SPECIAL EFFECTS: 5/5 Stars. Perhaps the film's strongest attribute is its use of masterful special effects by Douglas Trumbull. This film has aged really well, and that's definitely because of the wonderful visual effects. Real miniatures are used for the spaceships, and they are all things of beauty, wonderfully unique in their design, and covered in flashing lights of every color, these spaceships are anything but boring. The scenes in which they appear really highlight the sense of wonder they bring, as these are not menacing spaceships armed to the teeth. The aliens, designed by Carlo Rambaldi,are depicted in a few ways. Based on the Greys and having different heights and proportions to incorporate varying descriptions from people who reportedly encountered UFOs and aliens, there were a couple of different puppets. A majority of the aliens were small, and were depicted by young children wearing alien costumes, and the effects still hold up very well, as they still look close to real. The bright lights from the ships help cover any flaws that might otherwise be visible. Overall, the special effects really made this film for me.

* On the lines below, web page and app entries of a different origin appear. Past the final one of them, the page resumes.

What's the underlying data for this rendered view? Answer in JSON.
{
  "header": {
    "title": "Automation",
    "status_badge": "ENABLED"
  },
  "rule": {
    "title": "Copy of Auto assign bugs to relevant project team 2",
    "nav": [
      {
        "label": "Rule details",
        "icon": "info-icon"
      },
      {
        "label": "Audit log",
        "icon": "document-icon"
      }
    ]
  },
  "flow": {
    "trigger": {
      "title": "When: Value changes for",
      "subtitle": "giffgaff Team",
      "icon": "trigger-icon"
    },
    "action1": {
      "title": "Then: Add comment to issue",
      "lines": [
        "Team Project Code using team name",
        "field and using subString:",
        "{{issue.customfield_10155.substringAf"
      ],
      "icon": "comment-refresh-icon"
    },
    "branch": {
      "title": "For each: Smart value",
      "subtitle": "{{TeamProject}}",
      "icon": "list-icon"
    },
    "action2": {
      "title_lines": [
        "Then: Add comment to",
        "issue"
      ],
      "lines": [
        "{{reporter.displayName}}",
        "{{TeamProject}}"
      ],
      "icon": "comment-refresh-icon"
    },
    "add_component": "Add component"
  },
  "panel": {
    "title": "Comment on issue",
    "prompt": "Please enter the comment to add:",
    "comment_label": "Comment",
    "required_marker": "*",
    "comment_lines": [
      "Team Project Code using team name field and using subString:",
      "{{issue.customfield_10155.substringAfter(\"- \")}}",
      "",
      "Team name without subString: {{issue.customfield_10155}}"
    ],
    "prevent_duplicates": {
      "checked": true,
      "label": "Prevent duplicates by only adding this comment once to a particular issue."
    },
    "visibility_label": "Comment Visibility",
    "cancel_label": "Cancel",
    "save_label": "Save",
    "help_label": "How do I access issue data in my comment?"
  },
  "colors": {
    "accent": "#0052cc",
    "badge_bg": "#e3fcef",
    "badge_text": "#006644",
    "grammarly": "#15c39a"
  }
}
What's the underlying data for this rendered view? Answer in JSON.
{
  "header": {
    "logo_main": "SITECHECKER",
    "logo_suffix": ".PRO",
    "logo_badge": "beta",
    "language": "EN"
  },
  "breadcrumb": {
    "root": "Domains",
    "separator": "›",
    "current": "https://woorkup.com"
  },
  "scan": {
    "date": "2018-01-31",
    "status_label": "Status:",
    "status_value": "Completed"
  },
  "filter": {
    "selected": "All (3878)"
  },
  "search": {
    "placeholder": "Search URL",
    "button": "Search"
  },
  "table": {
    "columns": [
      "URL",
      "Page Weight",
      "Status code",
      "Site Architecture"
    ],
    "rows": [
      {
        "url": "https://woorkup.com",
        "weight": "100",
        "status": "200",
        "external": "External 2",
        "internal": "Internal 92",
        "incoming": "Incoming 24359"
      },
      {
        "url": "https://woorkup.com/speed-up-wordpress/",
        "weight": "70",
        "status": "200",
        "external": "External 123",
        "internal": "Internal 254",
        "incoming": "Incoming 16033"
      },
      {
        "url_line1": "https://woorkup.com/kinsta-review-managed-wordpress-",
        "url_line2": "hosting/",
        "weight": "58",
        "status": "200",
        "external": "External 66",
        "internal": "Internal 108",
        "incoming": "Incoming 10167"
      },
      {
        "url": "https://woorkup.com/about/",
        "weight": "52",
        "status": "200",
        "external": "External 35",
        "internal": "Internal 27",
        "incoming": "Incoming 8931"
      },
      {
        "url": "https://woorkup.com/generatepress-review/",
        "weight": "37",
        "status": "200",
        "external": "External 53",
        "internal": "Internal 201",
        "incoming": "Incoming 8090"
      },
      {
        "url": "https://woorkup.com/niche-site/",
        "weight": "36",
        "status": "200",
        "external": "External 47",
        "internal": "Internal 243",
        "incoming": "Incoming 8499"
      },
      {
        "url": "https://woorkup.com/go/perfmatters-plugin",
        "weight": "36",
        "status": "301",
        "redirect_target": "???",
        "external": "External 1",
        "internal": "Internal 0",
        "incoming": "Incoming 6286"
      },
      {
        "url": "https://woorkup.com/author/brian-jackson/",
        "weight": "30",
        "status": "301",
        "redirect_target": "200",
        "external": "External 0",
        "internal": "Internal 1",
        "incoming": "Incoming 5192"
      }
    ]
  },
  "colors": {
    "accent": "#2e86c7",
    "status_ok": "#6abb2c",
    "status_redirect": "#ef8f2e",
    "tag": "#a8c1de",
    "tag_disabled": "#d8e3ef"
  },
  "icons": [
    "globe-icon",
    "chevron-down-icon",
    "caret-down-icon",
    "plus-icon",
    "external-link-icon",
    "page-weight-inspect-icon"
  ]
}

|A spaceship rushes down the street, police (offscreen) in hot pursuit.|
|Three small UFOs arrive at the landing ship, showcasing their stunning, colorful lights|
|The Mothership, as seen in the film's climax. Layered like a cake and covered in pointed antennae and flashing lights, it truly is a breathtaking piece of miniature-work.||.|
|One of the Grey Aliens at the end of the film.|
ENJOYABILITY: 4/5 Stars. Overall, Close Encounters of the Third Kind is definitely a crowd-pleaser, and it's easy to see why. While lacking in exciting action and destruction, and being a film with a bit of a slow pace, it more than makes up for that with its sense of mystery, wonderment, and drama. Its special effects also add to the joy of watching it, and the actors do a wonderful job of playing their characters. Everything from the score, to the bright special effects, and the refreshing take on the alien plot, are aspects that make this film pretty close to being a masterpiece. Spielberg is a truly great director, and this film is definitely one of his best in the sci-fi genre. Truly a classic, and while it's not a personal favorite of mine, it's definitely a really well-made movie that I think virtually anyone can enjoy. Close Encounters is at its best when it's a spectacle, and there are many moments when it is. Highly recommended.